====== The data ======

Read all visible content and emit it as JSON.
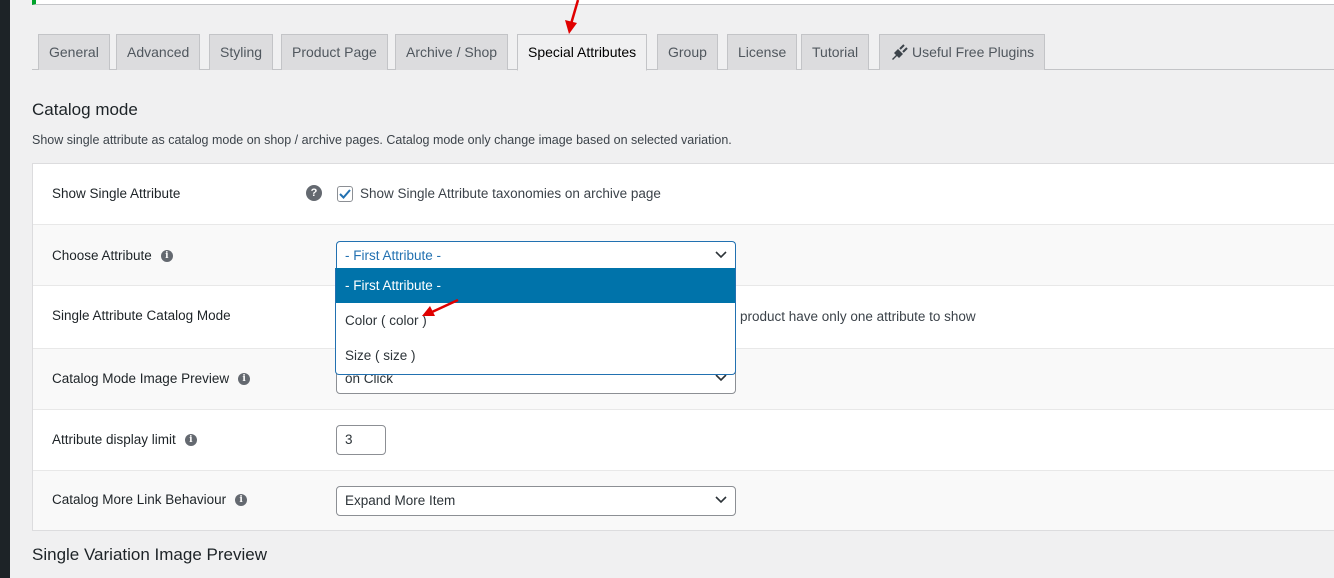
{
  "tabs": [
    {
      "label": "General",
      "active": false
    },
    {
      "label": "Advanced",
      "active": false
    },
    {
      "label": "Styling",
      "active": false
    },
    {
      "label": "Product Page",
      "active": false
    },
    {
      "label": "Archive / Shop",
      "active": false
    },
    {
      "label": "Special Attributes",
      "active": true
    },
    {
      "label": "Group",
      "active": false
    },
    {
      "label": "License",
      "active": false
    },
    {
      "label": "Tutorial",
      "active": false
    },
    {
      "label": "Useful Free Plugins",
      "active": false,
      "icon": "plug-icon"
    }
  ],
  "catalog_mode": {
    "title": "Catalog mode",
    "description": "Show single attribute as catalog mode on shop / archive pages. Catalog mode only change image based on selected variation.",
    "rows": {
      "show_single": {
        "label": "Show Single Attribute",
        "help_icon": "question-icon",
        "checked": true,
        "checkbox_label": "Show Single Attribute taxonomies on archive page"
      },
      "choose_attribute": {
        "label": "Choose Attribute",
        "info_icon": "info-icon",
        "value": "- First Attribute -",
        "options": [
          "- First Attribute -",
          "Color ( color )",
          "Size ( size )"
        ],
        "highlighted_option": "- First Attribute -",
        "open": true
      },
      "catalog_mode": {
        "label": "Single Attribute Catalog Mode",
        "description_visible": "product have only one attribute to show"
      },
      "image_preview": {
        "label": "Catalog Mode Image Preview",
        "info_icon": "info-icon",
        "value": "on Click"
      },
      "display_limit": {
        "label": "Attribute display limit",
        "info_icon": "info-icon",
        "value": "3"
      },
      "more_link": {
        "label": "Catalog More Link Behaviour",
        "info_icon": "info-icon",
        "value": "Expand More Item"
      }
    }
  },
  "next_section": {
    "title": "Single Variation Image Preview"
  },
  "colors": {
    "accent": "#2271b1",
    "option_highlight": "#0073aa",
    "annotation_arrow": "#e00000",
    "notice_border": "#00a32a"
  }
}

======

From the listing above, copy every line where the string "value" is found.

• **Solution below**
        "value": "- First Attribute -",
        "value": "on Click"
        "value": "3"
        "value": "Expand More Item"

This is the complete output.